Interesting: (Goldstein) Subaru vs. (Cortese) Mitsubishi

While I've always known Mitsubishi was not an owner-focused company, I had a still somewhat startling experience this week at a 5K service for my Subaru Legacy before I drive to Chicago next week.

When trying to service or buy parts for my Mitsubishi Eclipse around 2000-2004, in Rochester, when I was doing a lot of work on that car, it was always a huge pain in the ass -- you could only get parts through the dealer, markup was outrageous, labor was outrageous, hours were never estimated long enough, everything always broke or was about to break or wear out, and needed to be replaced.

Forward to Albany, 2011. I had a new set of tires put on my Subaru by the guys down the road I've been going to for years: LaBarge's. They noted I might need new rear brake pads sometime soon, but weren't trying to sell me anything -- they've been great for all three vehicles I've taken them.
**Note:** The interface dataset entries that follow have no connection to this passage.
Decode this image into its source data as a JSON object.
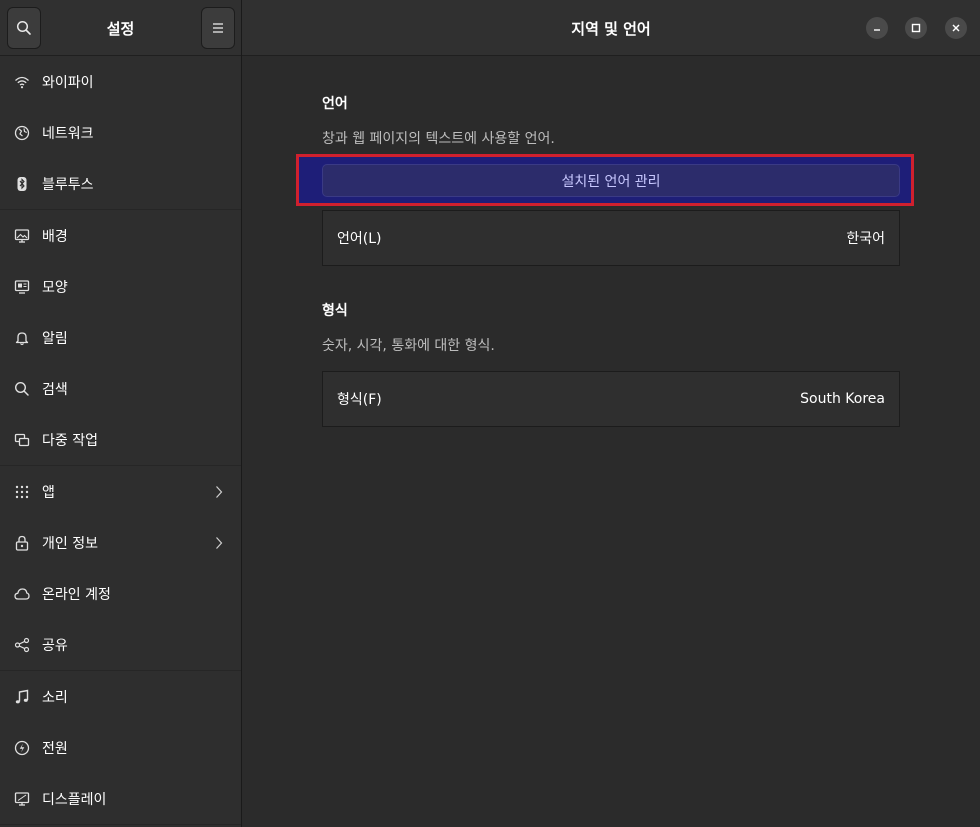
{
  "sidebar": {
    "title": "설정",
    "groups": [
      [
        {
          "label": "와이파이",
          "icon": "wifi-icon"
        },
        {
          "label": "네트워크",
          "icon": "network-icon"
        },
        {
          "label": "블루투스",
          "icon": "bluetooth-icon"
        }
      ],
      [
        {
          "label": "배경",
          "icon": "background-icon"
        },
        {
          "label": "모양",
          "icon": "appearance-icon"
        },
        {
          "label": "알림",
          "icon": "bell-icon"
        },
        {
          "label": "검색",
          "icon": "search-icon"
        },
        {
          "label": "다중 작업",
          "icon": "multitasking-icon"
        }
      ],
      [
        {
          "label": "앱",
          "icon": "apps-grid-icon",
          "chevron": true
        },
        {
          "label": "개인 정보",
          "icon": "lock-icon",
          "chevron": true
        },
        {
          "label": "온라인 계정",
          "icon": "cloud-icon"
        },
        {
          "label": "공유",
          "icon": "share-icon"
        }
      ],
      [
        {
          "label": "소리",
          "icon": "music-note-icon"
        },
        {
          "label": "전원",
          "icon": "power-icon"
        },
        {
          "label": "디스플레이",
          "icon": "display-icon"
        }
      ]
    ]
  },
  "header": {
    "title": "지역 및 언어"
  },
  "language_section": {
    "title": "언어",
    "description": "창과 웹 페이지의 텍스트에 사용할 언어.",
    "manage_button": "설치된 언어 관리",
    "row_label": "언어(L)",
    "row_value": "한국어"
  },
  "format_section": {
    "title": "형식",
    "description": "숫자, 시각, 통화에 대한 형식.",
    "row_label": "형식(F)",
    "row_value": "South Korea"
  },
  "colors": {
    "accent_button": "#2c2c6b",
    "highlight_border": "#d0202e"
  }
}
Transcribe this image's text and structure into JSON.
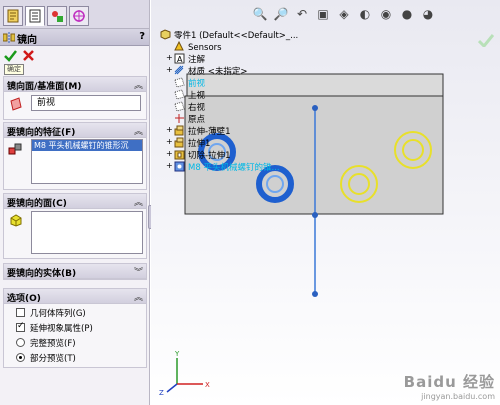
{
  "tabs": [
    {
      "name": "feature-manager-tab-icon"
    },
    {
      "name": "property-manager-tab-icon"
    },
    {
      "name": "configuration-manager-tab-icon"
    },
    {
      "name": "dimxpert-tab-icon"
    }
  ],
  "title": "镜向",
  "help": "?",
  "tooltip": "确定",
  "groups": {
    "plane": {
      "label": "镜向面/基准面(M)",
      "value": "前视"
    },
    "features": {
      "label": "要镜向的特征(F)",
      "items": [
        "M8 平头机械螺钉的锥形沉"
      ]
    },
    "faces": {
      "label": "要镜向的面(C)"
    },
    "bodies": {
      "label": "要镜向的实体(B)"
    },
    "options": {
      "label": "选项(O)",
      "items": [
        {
          "label": "几何体阵列(G)",
          "type": "checkbox",
          "checked": false
        },
        {
          "label": "延伸视象属性(P)",
          "type": "checkbox",
          "checked": true
        },
        {
          "label": "完整预览(F)",
          "type": "radio",
          "checked": false
        },
        {
          "label": "部分预览(T)",
          "type": "radio",
          "checked": true
        }
      ]
    }
  },
  "tree": {
    "root": "零件1 (Default<<Default>_...",
    "items": [
      {
        "label": "Sensors",
        "icon": "sensors-icon",
        "color": "#000000"
      },
      {
        "label": "注解",
        "icon": "annotations-icon",
        "color": "#000000"
      },
      {
        "label": "材质 <未指定>",
        "icon": "material-icon",
        "color": "#000000"
      },
      {
        "label": "前视",
        "icon": "plane-icon",
        "color": "#00b8e6"
      },
      {
        "label": "上视",
        "icon": "plane-icon",
        "color": "#000000"
      },
      {
        "label": "右视",
        "icon": "plane-icon",
        "color": "#000000"
      },
      {
        "label": "原点",
        "icon": "origin-icon",
        "color": "#000000"
      },
      {
        "label": "拉伸-薄壁1",
        "icon": "extrude-icon",
        "color": "#000000"
      },
      {
        "label": "拉伸1",
        "icon": "extrude-icon",
        "color": "#000000"
      },
      {
        "label": "切除-拉伸1",
        "icon": "cut-extrude-icon",
        "color": "#000000"
      },
      {
        "label": "M8 平头机械螺钉的锥...",
        "icon": "hole-wizard-icon",
        "color": "#00b8e6"
      }
    ]
  },
  "watermark": {
    "brand": "Baidu 经验",
    "url": "jingyan.baidu.com"
  },
  "colors": {
    "accent": "#3f6fc4",
    "selection": "#00b8e6",
    "preview": "#e8e02a",
    "mirror_feature": "#1e5fcf"
  }
}
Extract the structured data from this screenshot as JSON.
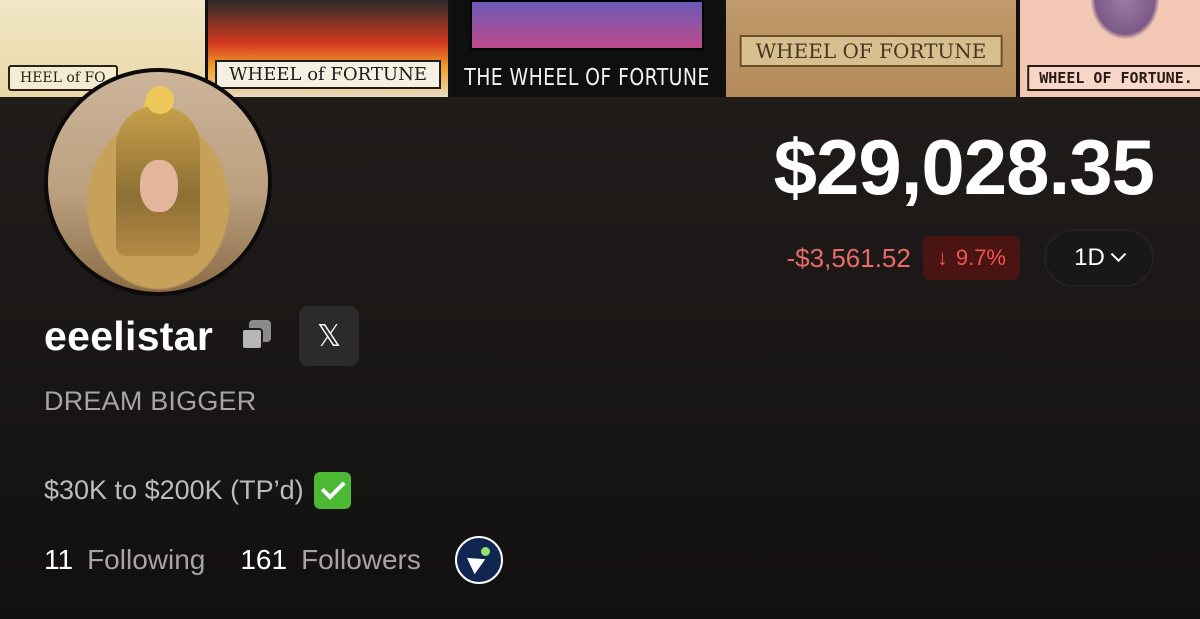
{
  "banner": {
    "cards": [
      {
        "label": "HEEL of FO"
      },
      {
        "label": "WHEEL of FORTUNE"
      },
      {
        "label": "THE WHEEL OF FORTUNE"
      },
      {
        "label": "WHEEL OF FORTUNE"
      },
      {
        "label": "WHEEL OF FORTUNE."
      }
    ]
  },
  "profile": {
    "username": "eeelistar",
    "bio": "DREAM BIGGER",
    "tagline": "$30K to $200K (TP’d)",
    "x_icon_glyph": "𝕏"
  },
  "portfolio": {
    "balance": "$29,028.35",
    "change_amount": "-$3,561.52",
    "change_arrow": "↓",
    "change_percent": "9.7%",
    "period": "1D"
  },
  "stats": {
    "following_count": "11",
    "following_label": "Following",
    "followers_count": "161",
    "followers_label": "Followers"
  },
  "colors": {
    "negative": "#ea6a66",
    "negative_badge_bg": "#4a1412",
    "check_green": "#4cb935"
  },
  "icons": [
    "copy-icon",
    "x-logo-icon",
    "chevron-down-icon",
    "check-icon",
    "megaphone-badge-icon"
  ]
}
I'd heard what might have been some scraping while braking in the Subaru, so I was concerned.

I took the Subaru over to Goldstein for its 5K service, paid for as part of a prepaid service package when I bought the car back in October. I mentioned the pads to the gentleman at the desk; part of the 5K service is to check them anyway, but I noted it to be sure, given the amount of driving I have ahead of me. The guy looks at me quizzically, saying, "Shouldn't be the case, but we'll certainly take a look." (I picked the car up with 23k or 24k miles; I've only put 2500 or so on it, no idea if the pads were done by Goldstein before I bought it, perhaps that was the case.)

The promised hour later (despite the crowd) I get the car back, guy tells me I'm all set. No pads needed. No other service needed. No hard sell, no soft sell -- no sell, period. It was refreshing.

Thank you Subaru, and thank you Goldstein Subaru.